- WHAT TO WORK ON: List all lines of the data that include the string "field".

- GIVEN INFORMATION:

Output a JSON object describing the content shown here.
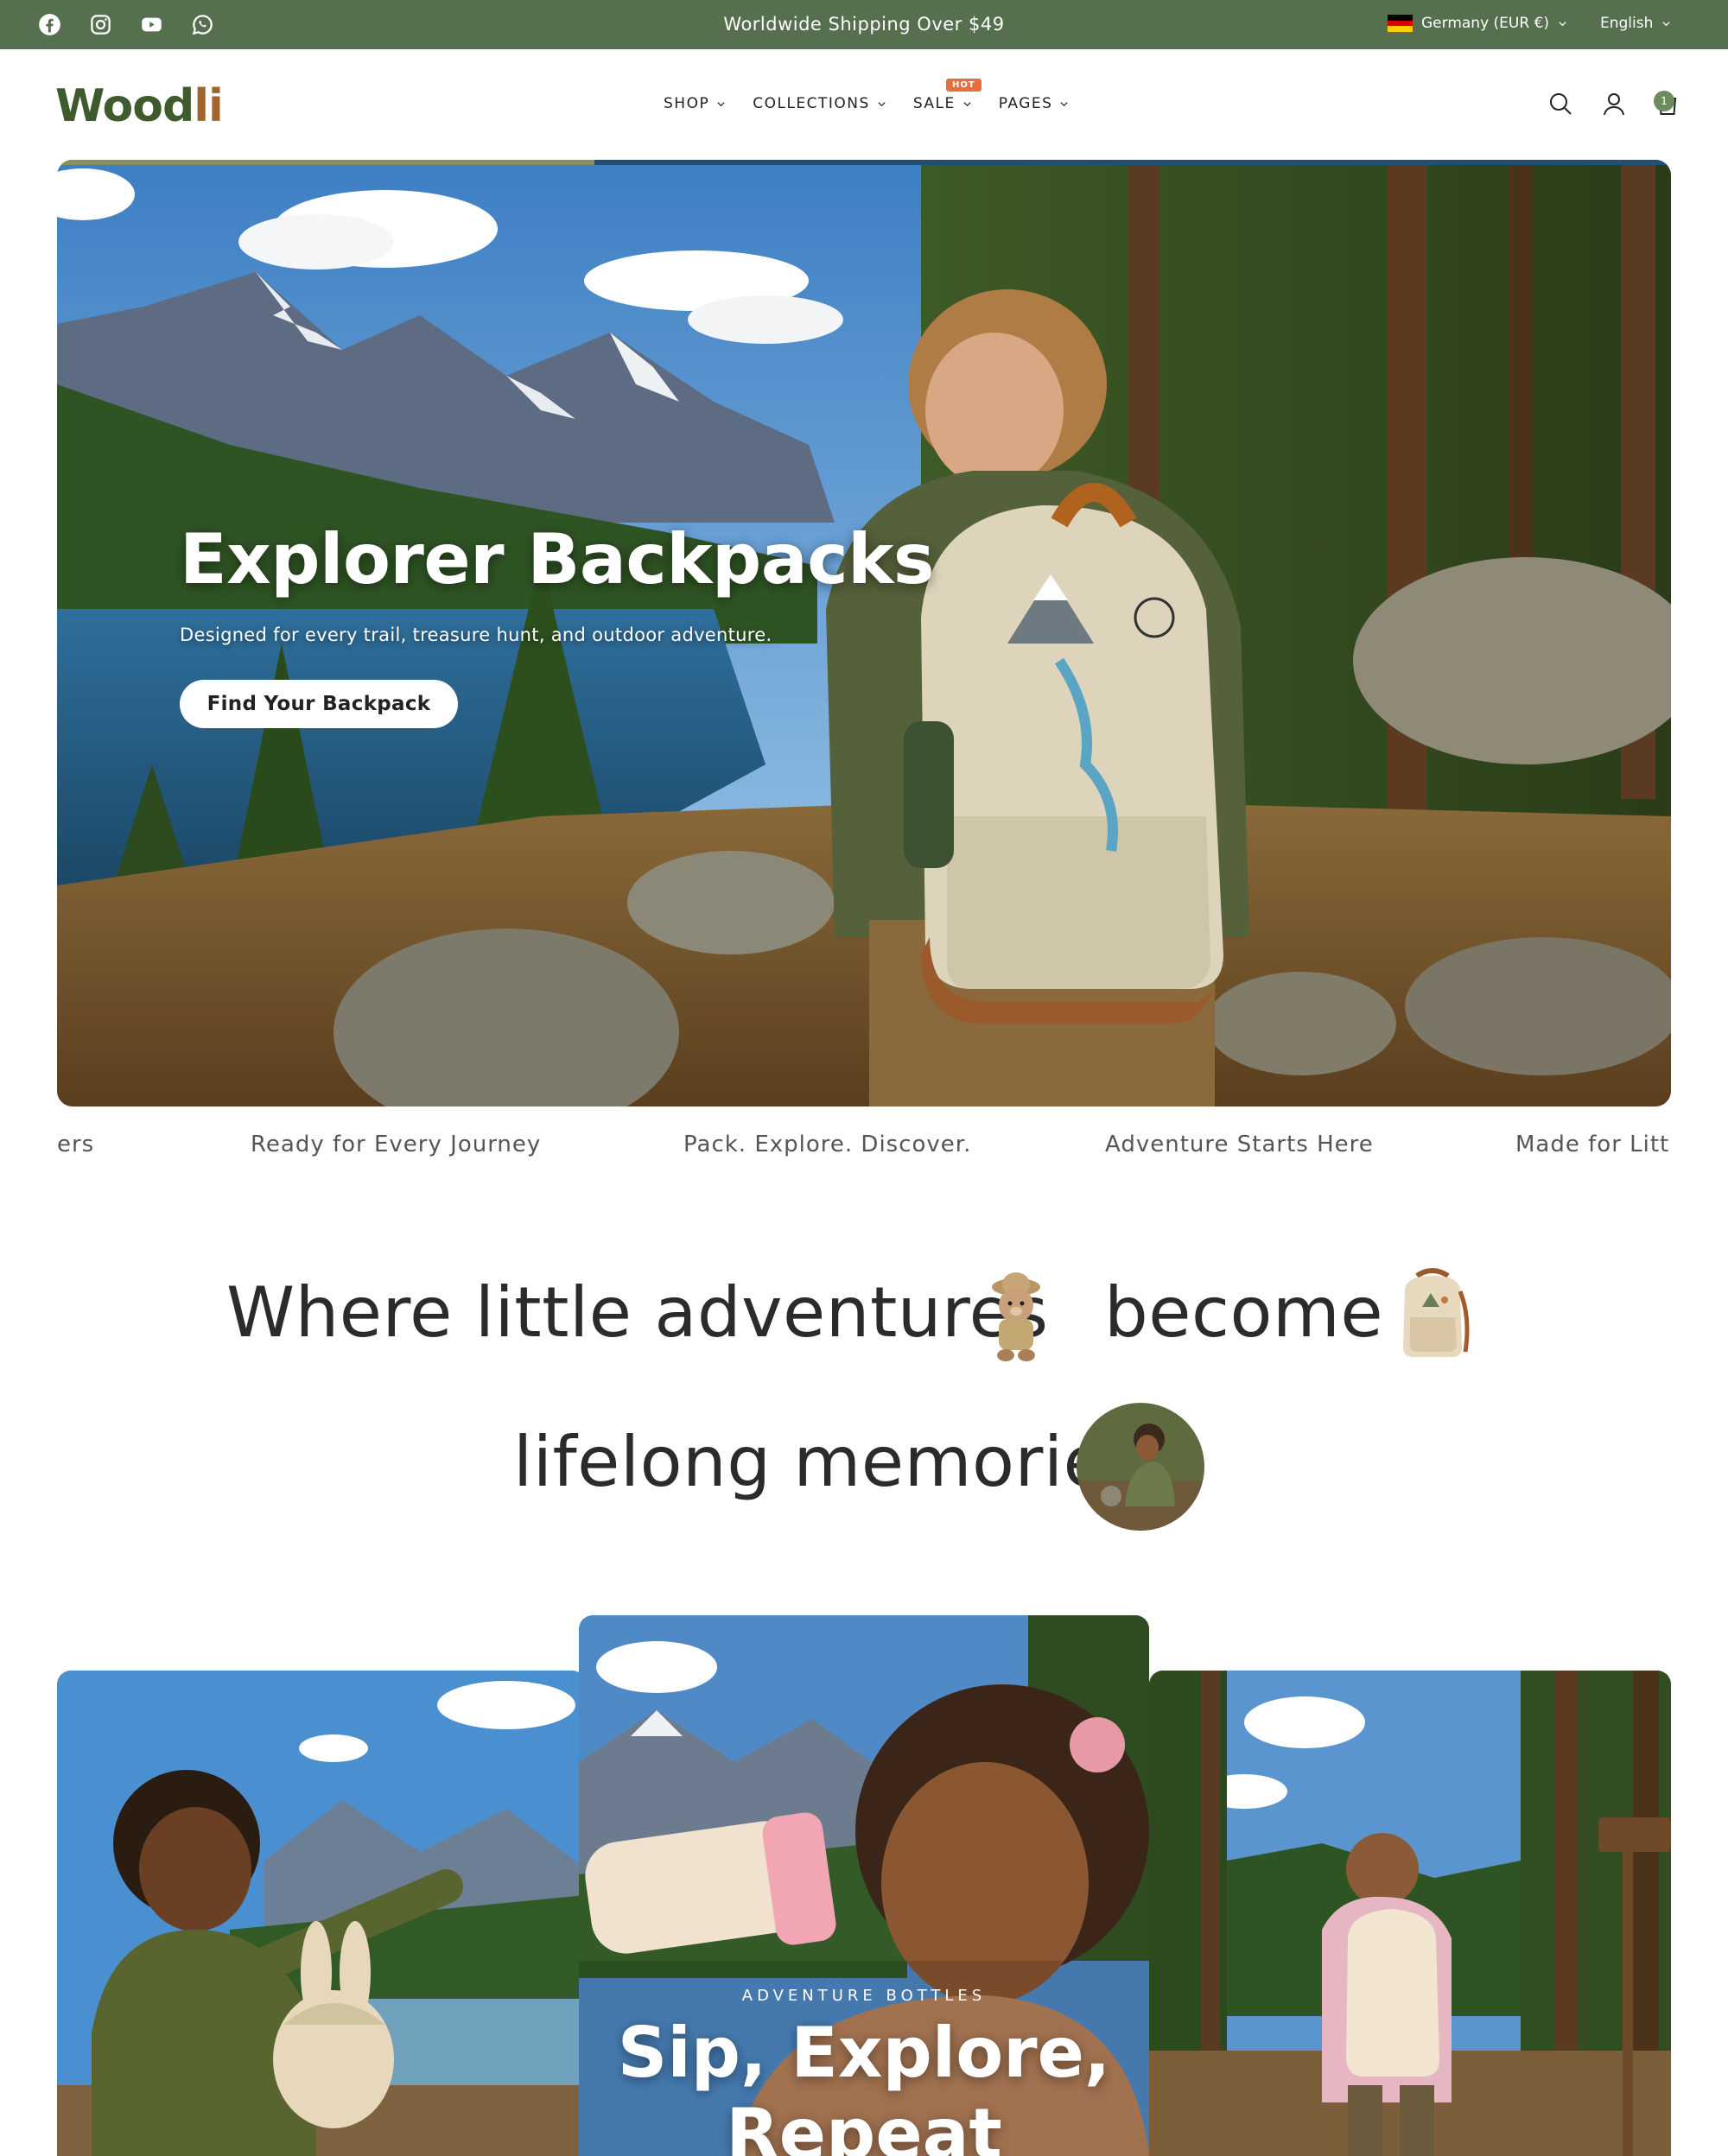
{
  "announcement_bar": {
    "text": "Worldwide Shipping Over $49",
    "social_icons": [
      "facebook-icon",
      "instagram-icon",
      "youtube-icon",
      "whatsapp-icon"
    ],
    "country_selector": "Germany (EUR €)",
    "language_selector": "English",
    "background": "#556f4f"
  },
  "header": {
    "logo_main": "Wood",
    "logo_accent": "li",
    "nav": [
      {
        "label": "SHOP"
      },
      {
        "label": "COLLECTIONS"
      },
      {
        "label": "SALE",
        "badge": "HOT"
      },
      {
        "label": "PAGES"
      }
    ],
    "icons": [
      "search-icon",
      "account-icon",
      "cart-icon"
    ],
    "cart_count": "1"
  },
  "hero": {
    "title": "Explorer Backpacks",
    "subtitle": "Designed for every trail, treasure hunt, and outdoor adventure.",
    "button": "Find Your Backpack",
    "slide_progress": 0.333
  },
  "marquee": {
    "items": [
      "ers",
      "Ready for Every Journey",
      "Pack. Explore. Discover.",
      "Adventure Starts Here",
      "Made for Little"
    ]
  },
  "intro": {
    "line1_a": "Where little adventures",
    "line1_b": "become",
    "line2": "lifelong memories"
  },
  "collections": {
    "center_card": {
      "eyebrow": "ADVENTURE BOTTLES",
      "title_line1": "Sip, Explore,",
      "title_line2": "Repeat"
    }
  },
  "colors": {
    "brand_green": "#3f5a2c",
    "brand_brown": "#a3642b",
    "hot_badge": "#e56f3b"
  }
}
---
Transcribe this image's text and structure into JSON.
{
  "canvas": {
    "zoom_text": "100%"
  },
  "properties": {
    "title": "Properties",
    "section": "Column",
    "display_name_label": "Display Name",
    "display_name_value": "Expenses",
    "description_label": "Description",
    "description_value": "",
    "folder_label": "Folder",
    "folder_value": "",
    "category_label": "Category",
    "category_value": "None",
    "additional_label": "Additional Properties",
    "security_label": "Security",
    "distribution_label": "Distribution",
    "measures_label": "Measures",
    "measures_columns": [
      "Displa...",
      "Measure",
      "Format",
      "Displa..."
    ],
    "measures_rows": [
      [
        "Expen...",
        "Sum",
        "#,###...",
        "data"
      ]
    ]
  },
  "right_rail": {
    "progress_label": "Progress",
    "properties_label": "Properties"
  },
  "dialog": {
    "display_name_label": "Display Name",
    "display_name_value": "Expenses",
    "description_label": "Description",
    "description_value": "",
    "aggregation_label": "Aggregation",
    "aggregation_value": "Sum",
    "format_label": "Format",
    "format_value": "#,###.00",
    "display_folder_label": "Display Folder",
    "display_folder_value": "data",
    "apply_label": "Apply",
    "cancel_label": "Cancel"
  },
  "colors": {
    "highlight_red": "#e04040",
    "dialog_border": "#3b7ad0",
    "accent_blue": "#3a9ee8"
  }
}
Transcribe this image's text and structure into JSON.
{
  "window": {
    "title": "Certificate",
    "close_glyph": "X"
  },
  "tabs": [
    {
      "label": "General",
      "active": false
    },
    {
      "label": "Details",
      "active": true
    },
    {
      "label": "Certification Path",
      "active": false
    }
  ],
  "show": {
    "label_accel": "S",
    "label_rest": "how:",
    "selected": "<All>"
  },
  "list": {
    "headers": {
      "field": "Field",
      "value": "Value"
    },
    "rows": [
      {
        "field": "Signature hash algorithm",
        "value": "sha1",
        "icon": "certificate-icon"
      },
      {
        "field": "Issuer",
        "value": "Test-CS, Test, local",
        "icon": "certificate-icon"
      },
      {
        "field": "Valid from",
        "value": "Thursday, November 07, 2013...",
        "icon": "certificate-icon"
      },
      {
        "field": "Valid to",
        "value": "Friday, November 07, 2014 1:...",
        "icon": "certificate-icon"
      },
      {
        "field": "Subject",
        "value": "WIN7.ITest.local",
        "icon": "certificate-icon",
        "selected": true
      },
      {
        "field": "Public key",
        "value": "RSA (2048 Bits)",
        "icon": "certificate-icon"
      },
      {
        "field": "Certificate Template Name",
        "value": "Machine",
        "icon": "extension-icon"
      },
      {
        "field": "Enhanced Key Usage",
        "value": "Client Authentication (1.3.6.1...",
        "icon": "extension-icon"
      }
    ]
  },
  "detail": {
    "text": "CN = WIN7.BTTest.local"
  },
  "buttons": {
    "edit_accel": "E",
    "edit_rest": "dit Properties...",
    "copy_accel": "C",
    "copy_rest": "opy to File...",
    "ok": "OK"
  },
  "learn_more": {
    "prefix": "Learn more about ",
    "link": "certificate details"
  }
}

- ANSWER TO THIS TASK:
      "field": "Field",
        "field": "Signature hash algorithm",
        "field": "Issuer",
        "field": "Valid from",
        "field": "Valid to",
        "field": "Subject",
        "field": "Public key",
        "field": "Certificate Template Name",
        "field": "Enhanced Key Usage",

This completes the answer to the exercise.